5. Kevin Garnett (Timberwolves, Celtics, Nets) 1996-2015
The fifth and final spot was up for grabs between players such as Kobe Bryant, Steph Curry, Ming, and Iverson. Again, those players entered a healthy league and when all retire, will see the league in a healthy spot, which is not the case for the four players ranked above. Garnett, like Robertson and Haywood, was a generational high school talent out of Farragut (Chicago, Ill.) via Mauldin, S.C. He was the Mr. Basketball USA choice and national player of the year by USA Today in 1994-95. He was having trouble with a qualifying SAT score for college and the idea of him going pro was thrown around as early as the 1994 Nike Camp, the second consecutive year in which he dominated the prestigious grassroots summer camp. Hours before the 1995 NBA Draft, Garnett found out he got a qualifying score, but the wheels were already in motion for him be the first prep-to-pro player in 20 years.
Garnett was drafted by the Minnesota Timberwolves at No. 5, but his talent dictated he probably should have been drafted higher. And that’s where his impact is so great: Garnett changed the thinking of how NBA personnel and fans viewed young players. Many of the NBA’s old guard resisted scouting and drafting high school players, until these players started becoming widely successful. There were a handful of prospects talked about in terms of going straight from high school to the pros after 1975, particularly Albert King (1977), Ralph Sampson (1979), John Williams (1984) and Jason Kidd (1992), but nobody really thought they were going to do it. Garnett wasn’t an instant star, but by the middle of his rookie season it was apparent he would last and become one of the league’s better players in the coming years. If he fails, where does that leave the future high school standouts that wanted to make the leap? Do the Lakers eye Bryant that following year if Garnett wasn’t viewed in a positive light? Eventually all NBA teams took drafting young players seriously and took on a baseball model of looking at teenagers rather than waiting on an established college player.

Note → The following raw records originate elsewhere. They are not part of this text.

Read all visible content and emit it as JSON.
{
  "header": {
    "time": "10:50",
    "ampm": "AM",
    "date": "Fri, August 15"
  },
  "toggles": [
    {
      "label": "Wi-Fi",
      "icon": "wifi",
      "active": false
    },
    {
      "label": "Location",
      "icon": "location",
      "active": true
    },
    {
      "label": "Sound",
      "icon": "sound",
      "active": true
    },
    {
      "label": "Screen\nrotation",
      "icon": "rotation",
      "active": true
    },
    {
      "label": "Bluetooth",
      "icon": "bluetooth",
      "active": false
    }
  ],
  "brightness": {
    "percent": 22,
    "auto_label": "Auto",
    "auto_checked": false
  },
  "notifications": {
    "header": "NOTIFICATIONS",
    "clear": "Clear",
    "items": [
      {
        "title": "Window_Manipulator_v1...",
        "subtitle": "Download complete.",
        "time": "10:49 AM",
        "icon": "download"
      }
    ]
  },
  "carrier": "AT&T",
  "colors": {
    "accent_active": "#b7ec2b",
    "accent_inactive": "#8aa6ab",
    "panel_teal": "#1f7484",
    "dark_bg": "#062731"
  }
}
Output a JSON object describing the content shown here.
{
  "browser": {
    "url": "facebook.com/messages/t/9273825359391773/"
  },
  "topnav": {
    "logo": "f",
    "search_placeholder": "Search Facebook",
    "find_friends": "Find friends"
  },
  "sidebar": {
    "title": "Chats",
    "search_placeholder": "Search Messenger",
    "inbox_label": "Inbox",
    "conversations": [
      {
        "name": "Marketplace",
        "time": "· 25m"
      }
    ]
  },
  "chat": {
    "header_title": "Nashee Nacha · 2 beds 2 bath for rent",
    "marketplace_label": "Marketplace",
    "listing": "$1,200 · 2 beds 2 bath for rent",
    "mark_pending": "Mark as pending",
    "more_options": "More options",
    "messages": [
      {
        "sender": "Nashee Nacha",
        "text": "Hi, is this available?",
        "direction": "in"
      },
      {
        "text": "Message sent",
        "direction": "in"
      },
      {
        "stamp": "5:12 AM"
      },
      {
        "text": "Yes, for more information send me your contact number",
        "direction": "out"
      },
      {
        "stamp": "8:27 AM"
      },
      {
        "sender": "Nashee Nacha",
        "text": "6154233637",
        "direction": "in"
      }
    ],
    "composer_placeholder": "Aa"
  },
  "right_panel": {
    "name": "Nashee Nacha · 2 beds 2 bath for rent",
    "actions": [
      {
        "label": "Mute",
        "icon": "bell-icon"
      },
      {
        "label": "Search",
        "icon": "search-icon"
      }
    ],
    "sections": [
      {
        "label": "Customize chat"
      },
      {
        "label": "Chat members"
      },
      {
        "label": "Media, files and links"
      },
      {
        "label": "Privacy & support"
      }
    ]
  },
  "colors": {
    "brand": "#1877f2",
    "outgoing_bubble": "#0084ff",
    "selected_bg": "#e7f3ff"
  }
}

The one-and-done rule was instituted after the 2005 season, but the game has gone younger since Garnett. There were a host of stars who made the successful prep-to-pro transition, including Bryant, Tracy McGrady and later LeBron James. Looking at the landscape now, NBA personnel are staples at big grassroots and high school events such as the Nike EYBL, NBPA Top 100 Camp, Pangos All-American Camp, Tarkanian Classic and GEICO Nationals. Garnett played a big role in that on his way to becoming NBA MVP in 2004 and eventually landing in the Naismith Hall of Fame.